Our much anticipated day trip to Alba, Italy for the 88th International White Truffle Fair was everything I had hoped it would be!
It felt like visiting a local fair in the southern United States- there were educational lectures, book signings, chefs showing off their favorite recipes, booths with food samples, hunters dressed up in their work clothes (in this case, the truffle hunters), dogs to pet and enjoy, and of course, the proud and all-knowing judges!
Unfamiliar smells wafted throughout, as we walked from booth to booth, sampling products infused with truffle- from truffle oil to truffle butter, truffle pasta and truffle potato chips- after which we tried the famous regional wines from small wineries with booths (barolo and barbaresco among them), and of course, the smell of whole truffles available for sale (sadly, no free samples of those!).
The festival lasts from early October through the end of November and people come from all over the world to sample and buy the truffles. If truffles and good wine are your thing, then check it out some time. www.fieradeltartufo.org
Fun facts taken from the brochure we received at the festival:
- The truffle is a mushroom that lives its entire life underground. Because it cannot use air to disperse its spores, it has developed a strong smell at the peak moment to attract insects and animals that dig up and eat the truffle and then cause the spores to spread out.
- The look and texture of a truffle can vary widely- from rubbery to thin and paper-like, and from pale to dark.
- Truffle hunters need an animal with a keen sense of smell to find the truffles (it helps to know what plant roots the spores cling to underground as well). Hunters used to use pigs, but the pigs are, well, piggish, and they would destroy and devour the truffle before the hunter could pull them away, leading to the more common use these days of a trained dog with a very strong sense of smell.
- Truffle hunters must hold a special license and pay a fee. There’s a special hoe the hunter uses after the dog identifies the location of the truffle. The hunting of the Alba White Truffle is permitted from September 21 to January 31.
- Truffles are described in Roman writings as early as 79 AD. It was initially believed that the truffles were formed from a combination of lightning, heat and water. Many poets were inspired by the truffle. Juvenal wrote that the truffle was formed by a lightning bolt thrown by Jupiter near an oak tree (the oak tree was considered sacred).
- In the 18th century, the Piedmont area white truffle was considered one of the most delicious and prized products in all of the European courts.
- Tips for enjoying the truffle- you only use a small amount (about 10 grams) on a dish, eating it raw, shaved with a special truffle cutter, on dishes that tend to be neutral, which is essential for enhancing the intense and overwhelming scent. That’s why I have seen it in restaurants paired with poached or fried eggs, raw chopped meat, pasta and fondue.

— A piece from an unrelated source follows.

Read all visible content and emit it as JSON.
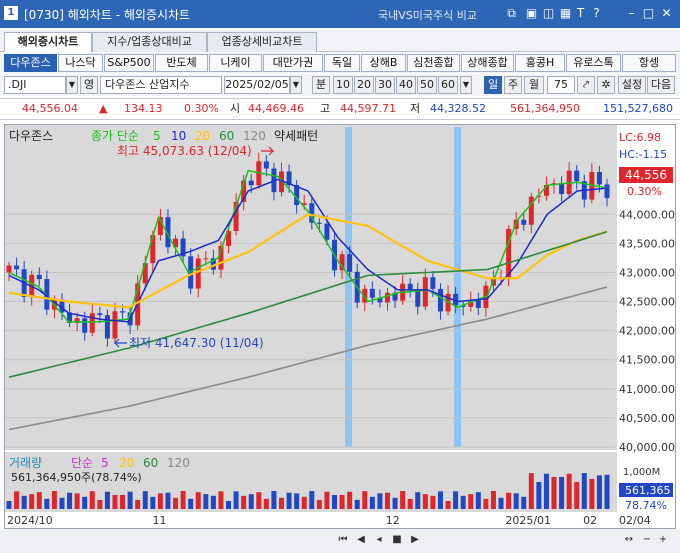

- A fresh truffle only lasts a week after it has been removed from the ground.
The quality of a truffle can be assessed through sight, touch and smell. When you buy a truffle at the fair, it comes with a certificate of authenticity grading the truffle’s quality, and a form of money back guarantee. There are truffle judges at the fair and you can have them inspect your truffle to confirm its worth based on all the sensory components they use. That was fun to watch!
- Last year our school friends said that someone had found one of the largest and best truffles ever! It was on sale for $100,000! It was like the Hope Diamond of truffles!

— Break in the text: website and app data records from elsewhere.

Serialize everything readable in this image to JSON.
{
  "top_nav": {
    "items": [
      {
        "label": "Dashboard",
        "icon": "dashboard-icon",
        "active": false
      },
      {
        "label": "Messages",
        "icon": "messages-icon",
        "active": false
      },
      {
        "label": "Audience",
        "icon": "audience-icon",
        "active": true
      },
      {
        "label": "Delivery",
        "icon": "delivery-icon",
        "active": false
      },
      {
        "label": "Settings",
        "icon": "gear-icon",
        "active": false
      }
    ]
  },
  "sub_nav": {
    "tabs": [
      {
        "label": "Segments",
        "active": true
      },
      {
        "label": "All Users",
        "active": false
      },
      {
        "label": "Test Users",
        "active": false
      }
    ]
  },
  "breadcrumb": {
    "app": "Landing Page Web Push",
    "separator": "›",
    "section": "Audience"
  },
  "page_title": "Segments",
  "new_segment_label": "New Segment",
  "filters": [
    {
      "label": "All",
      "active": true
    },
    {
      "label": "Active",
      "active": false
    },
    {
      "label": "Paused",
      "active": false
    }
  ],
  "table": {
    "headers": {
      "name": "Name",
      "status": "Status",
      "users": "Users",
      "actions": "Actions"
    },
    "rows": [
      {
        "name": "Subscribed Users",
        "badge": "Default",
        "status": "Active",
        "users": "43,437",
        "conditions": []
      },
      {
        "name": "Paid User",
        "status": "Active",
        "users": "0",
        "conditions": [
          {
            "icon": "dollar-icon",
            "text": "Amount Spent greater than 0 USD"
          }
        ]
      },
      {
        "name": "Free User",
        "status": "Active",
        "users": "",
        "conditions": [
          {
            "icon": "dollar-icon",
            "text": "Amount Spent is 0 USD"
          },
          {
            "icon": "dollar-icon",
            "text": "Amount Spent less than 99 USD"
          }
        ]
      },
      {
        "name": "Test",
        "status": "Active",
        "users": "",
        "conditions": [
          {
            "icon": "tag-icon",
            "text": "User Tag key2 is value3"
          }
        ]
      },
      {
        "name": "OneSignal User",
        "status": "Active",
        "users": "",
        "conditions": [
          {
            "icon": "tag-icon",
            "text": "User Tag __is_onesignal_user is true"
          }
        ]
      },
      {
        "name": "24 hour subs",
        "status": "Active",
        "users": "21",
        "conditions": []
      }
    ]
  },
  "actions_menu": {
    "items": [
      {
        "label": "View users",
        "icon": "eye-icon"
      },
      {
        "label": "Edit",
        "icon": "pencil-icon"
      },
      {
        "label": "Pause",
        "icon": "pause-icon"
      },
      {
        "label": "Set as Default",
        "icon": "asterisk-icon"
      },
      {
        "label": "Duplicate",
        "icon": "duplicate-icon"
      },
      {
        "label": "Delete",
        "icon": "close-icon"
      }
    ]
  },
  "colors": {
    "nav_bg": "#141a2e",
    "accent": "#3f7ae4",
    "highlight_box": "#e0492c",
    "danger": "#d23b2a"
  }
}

We had a marvelous times looking at the truffles under glass (like one would view expensive jewelry), watching the truffle hunters explain and offer a sniff of their truffles, and of course enjoying the truffle dogs around the tent. We also thoroughly enjoyed meeting the family members offering wine tastings of their special wines. Being the nerd that I am, I think next year we will try to get there earlier to attend some of the lectures about truffles, and perhaps I will even sign up to participate in a truffle hunt! It’s about 150 euros for 4 people, I think. Like fishing, I suppose, they can’t guarantee that we’ll find one, and unlike fishing, I don’t think you can take the truffle home with you (unless you pay a pretty penny). The prices of the truffles I saw ranged from 150 to 500 euros. We didn’t buy one, but I think it would be fun to get a 300 eur0 one and split it among 10 people. You’d have to buy the truffle slicer too, but what fun would it be to actually take one of these home and try it! I suspect after a week of all things truffle, you’d get sick of it. But how cool would that be?

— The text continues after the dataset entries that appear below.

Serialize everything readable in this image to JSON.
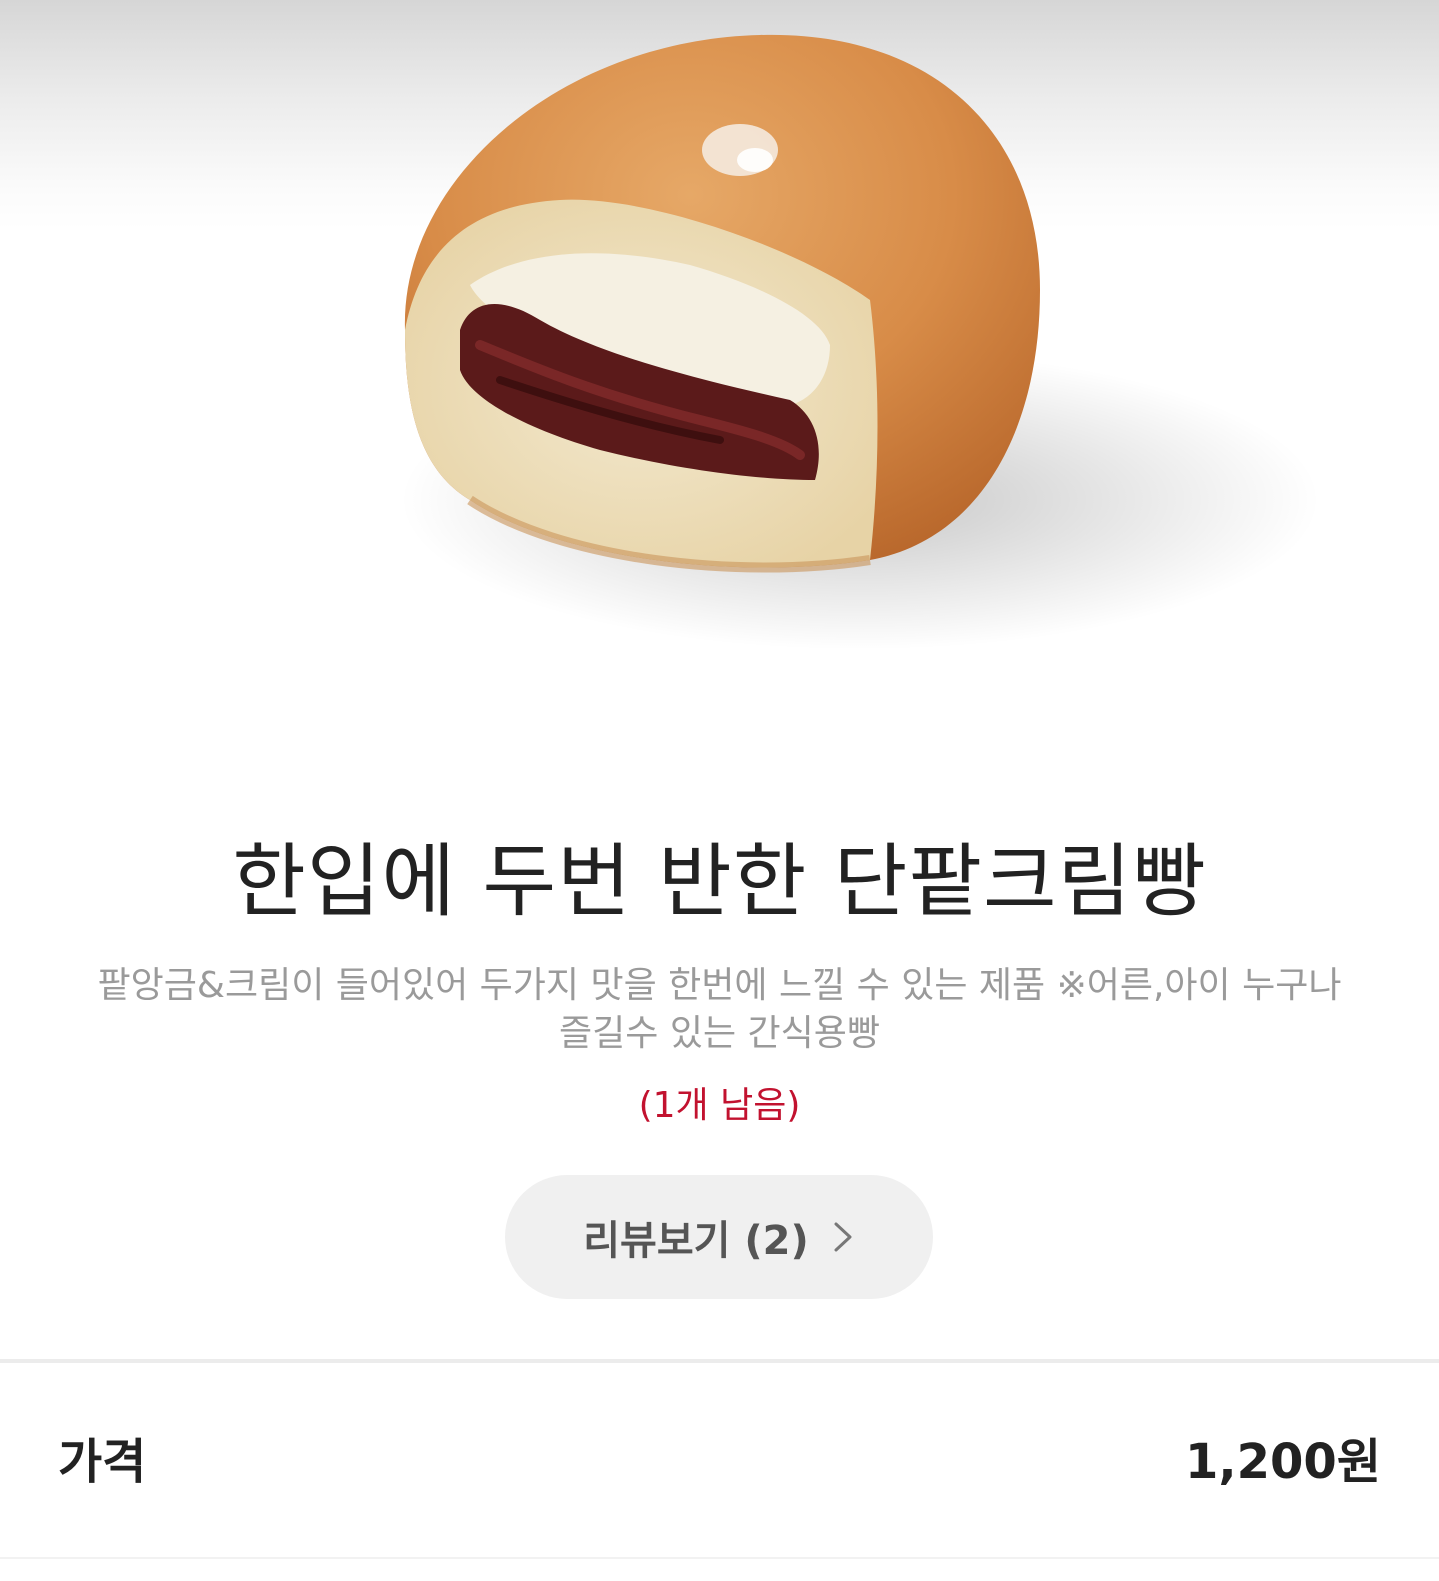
{
  "product": {
    "image_alt": "단팥크림빵",
    "title": "한입에 두번 반한 단팥크림빵",
    "description": "팥앙금&크림이 들어있어 두가지 맛을 한번에 느낄 수 있는 제품 ※어른,아이 누구나 즐길수 있는 간식용빵",
    "stock_status": "(1개 남음)"
  },
  "review_button": {
    "label": "리뷰보기 (2)",
    "icon": "chevron-right-icon"
  },
  "price": {
    "label": "가격",
    "value": "1,200원"
  },
  "colors": {
    "stock_red": "#c2122f",
    "button_bg": "#f0f0f0",
    "text_dark": "#222222",
    "text_muted": "#9a9a9a"
  }
}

The day was loads of fun and we will definitely be returning next year!